NASA Ames Research Center (ARC)
Aerial view of Ames Research Center and Moffett Field. Credit: NASA.
San Francisco Bay region circa 1964. Credit: NASA.
Ames Research Center (ARC) is a facility that for more than five decades has pioneered work in astrobiology, and
also researched other new techniques and technologies of potential use to NASA.
Located at Moffett Field in the heart of California's Silicon Valley, Ames was founded on Dec. 20, 1939, as an aircraft research laboratory by the National Advisory Committee on Aeronautics (NACA). In 1958, it became part of the National Aeronautics and Space Administration and in 1960 the site of NASA's first life sciences laboratory, set up to study prebiological development, the conditions under which life might survive, and a variety of related issues. Thus Ames was established as the center for NASA's astrobiology program, first under Harold P. Klein and then under Richard S. Young. Cyril Ponnamperuma, a student of Melvin Calvin, joined as a research associate and eventually headed a branch in chemical evolution. It was Ponnamperuma's group that confirmed the existence of extraterrestrial amino acids in the Murchison meteorite.
Following an earlier request by NASA to scientists around the country for proposals for ideas for remote life-detection equipment to be used in the search for possible martian life, Ames set up a team in 1963 to evaluate the various concepts.1 Subsequently, it played a major role in the Viking program, with Klein in charge of the mission's biology science team.
The involvement of Ames in SETI stemmed from John Billingham, head of the center's Biotechnology Division, who in 1970 convinced Ames Director Hans Mark that a small-scale study of the problems of interstellar communication was justified.

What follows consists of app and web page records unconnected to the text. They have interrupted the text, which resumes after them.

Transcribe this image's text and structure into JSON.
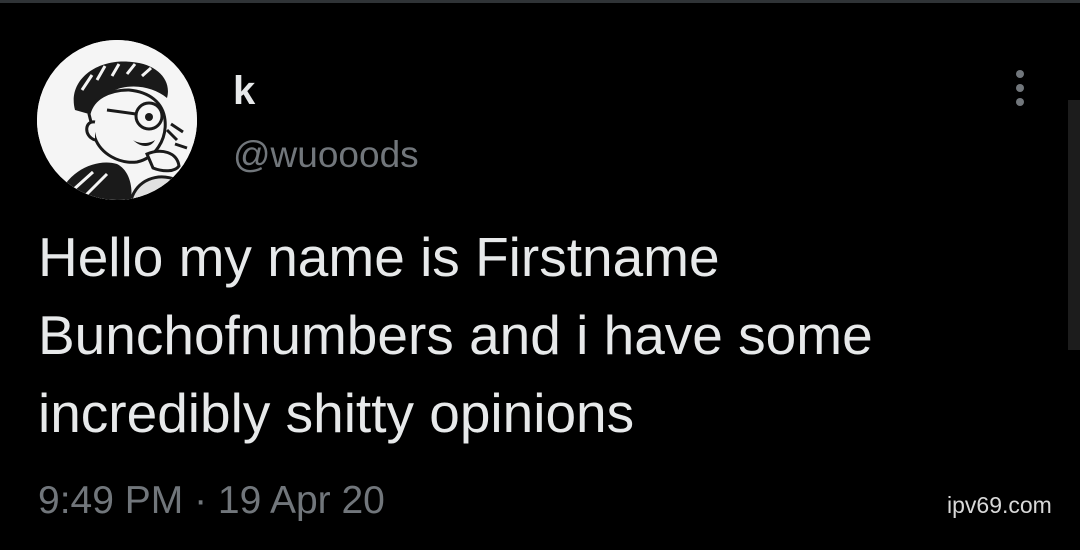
{
  "tweet": {
    "author": {
      "display_name": "k",
      "handle": "@wuooods",
      "avatar_icon": "anime-avatar-icon"
    },
    "text": "Hello my name is Firstname Bunchofnumbers and i have some incredibly shitty opinions",
    "timestamp": "9:49 PM · 19 Apr 20",
    "more_icon": "more-vertical-icon"
  },
  "watermark": "ipv69.com",
  "colors": {
    "background": "#000000",
    "primary_text": "#e7e9ea",
    "secondary_text": "#71767b"
  }
}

This led, the following year, to the proposal for Project Cyclops. Eventually, a less ambitious scheme was developed jointly by Ames and the Jet Propulsion Laboratory known as the High Resolution Microwave Survey, the targeted portion of which was the responsibility of Ames.
Several interplanetary missions have been operated by Ames, including Pioneer 10 and Pioneer 11, and the center now manages the newly established Astrobiology Institute. Recently, researchers at Ames created cell-like bubbles in a laboratory simulation of an interstellar molecular cloud (see life, origin) and reported finding evidence of polycyclic aromatic hydrocarbons in space. See also Human Research Facility (HRF).
1. Quimby, F. H. Concepts for Detection of Extraterrestrial Life,
NASA Document SP-56, Washington, D.C.: US Government Printing Office
2. Muenger, Elizabeth A. Searching the Horizon: A History of the Ames Research Center, 1940-1976, Washington, D.C.: NASA SP-4304, 1985, 12-14, 67-68, 131-132.